On July 16, Betsy McCaughey falsely claimed that the House health care reform bill would "absolutely require" end-of-life counseling for seniors "that will tell them how to end their life sooner." Since then, numerous media figures have echoed McCaughey's claim -- even after the falsehood was debunked and McCaughey herself backtracked.
After repeatedly falsely asserting that House Democrats' health care reform bill makes end-of-life counseling for seniors "mandatory," Betsy McCaughey was forced to backtrack from her claim -- a claim PolitiFact.com called "a ridiculous falsehood." Confronted with accusations that she lied about the bill, she claimed, as she had done with a prior falsehood about another bill, that she was right about the effect (if not the literal wording) of the legislation.

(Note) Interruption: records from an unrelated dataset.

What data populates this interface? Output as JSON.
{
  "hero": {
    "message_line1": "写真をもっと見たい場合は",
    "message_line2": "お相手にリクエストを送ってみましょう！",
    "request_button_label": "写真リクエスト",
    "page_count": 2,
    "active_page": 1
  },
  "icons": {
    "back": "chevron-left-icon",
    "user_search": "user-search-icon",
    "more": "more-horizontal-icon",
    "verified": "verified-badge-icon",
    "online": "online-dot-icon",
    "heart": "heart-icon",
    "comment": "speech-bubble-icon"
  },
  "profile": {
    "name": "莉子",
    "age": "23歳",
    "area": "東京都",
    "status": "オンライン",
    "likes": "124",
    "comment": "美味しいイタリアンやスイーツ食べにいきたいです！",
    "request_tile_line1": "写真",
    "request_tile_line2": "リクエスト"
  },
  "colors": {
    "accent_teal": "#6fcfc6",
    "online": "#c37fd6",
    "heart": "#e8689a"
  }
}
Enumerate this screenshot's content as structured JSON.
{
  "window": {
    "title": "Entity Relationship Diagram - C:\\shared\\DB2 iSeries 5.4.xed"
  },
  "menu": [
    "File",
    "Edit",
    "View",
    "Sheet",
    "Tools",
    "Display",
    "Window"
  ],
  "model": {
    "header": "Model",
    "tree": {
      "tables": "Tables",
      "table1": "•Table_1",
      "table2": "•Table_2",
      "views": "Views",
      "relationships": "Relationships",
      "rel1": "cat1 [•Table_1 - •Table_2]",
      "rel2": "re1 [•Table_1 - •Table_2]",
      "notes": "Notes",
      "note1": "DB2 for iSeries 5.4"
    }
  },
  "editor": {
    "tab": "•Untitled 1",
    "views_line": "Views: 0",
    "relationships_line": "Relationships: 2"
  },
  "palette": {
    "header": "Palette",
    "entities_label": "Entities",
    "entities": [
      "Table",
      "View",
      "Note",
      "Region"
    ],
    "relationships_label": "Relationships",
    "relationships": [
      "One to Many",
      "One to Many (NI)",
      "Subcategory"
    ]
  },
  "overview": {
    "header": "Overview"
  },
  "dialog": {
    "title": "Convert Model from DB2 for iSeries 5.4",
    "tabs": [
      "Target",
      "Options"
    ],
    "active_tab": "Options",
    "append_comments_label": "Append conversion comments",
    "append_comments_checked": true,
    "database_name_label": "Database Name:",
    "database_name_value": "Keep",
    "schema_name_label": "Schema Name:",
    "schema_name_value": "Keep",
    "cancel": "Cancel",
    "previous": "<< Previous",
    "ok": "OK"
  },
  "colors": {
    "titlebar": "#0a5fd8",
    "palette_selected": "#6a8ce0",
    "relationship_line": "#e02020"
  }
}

Talking with Betsy McCaughey about health care reform, Cavuto guest host Elizabeth MacDonald did not challenge McCaughey on falsehoods she advanced during the Cavuto segment, or on false claims that she has previously made on the issue.
In talking about Natasha Richardson's death, Betsy McCaughey and Martha MacCallum misrepresented a health-care provision in the recovery act and baselessly suggested the United States might be headed "down the same path" as Canada with regard to health care.
The Wall Street Journal's Stephen Moore and Fox News anchors Bill Hemmer and Megyn Kelly promoted the falsehood -- which first appeared in a Bloomberg "commentary" by Betsy McCaughey and was subsequently promoted by Rush Limbaugh and Matt Drudge -- that the economic recovery bill includes a provision that would, in Moore's words, "hav[e] the government essentially dictate treatments." Limbaugh later took credit for spreading this story.
Rush Limbaugh repeated a falsehood in a Bloomberg "commentary" by Betsy McCaughey that claimed that under a provision in the House-passed economic recovery bill, "[o]ne new bureaucracy, the National Coordinator of Health Information Technology, will monitor treatments to make sure your doctor is doing what the federal government deems appropriate and cost effective. The goal is to reduce costs and 'guide' your doctor's decisions." In fact, the provisions McCaughey referenced address establishing an electronic records system such that doctors would have information about their patients "to help guide medical decisions at the time and place of care."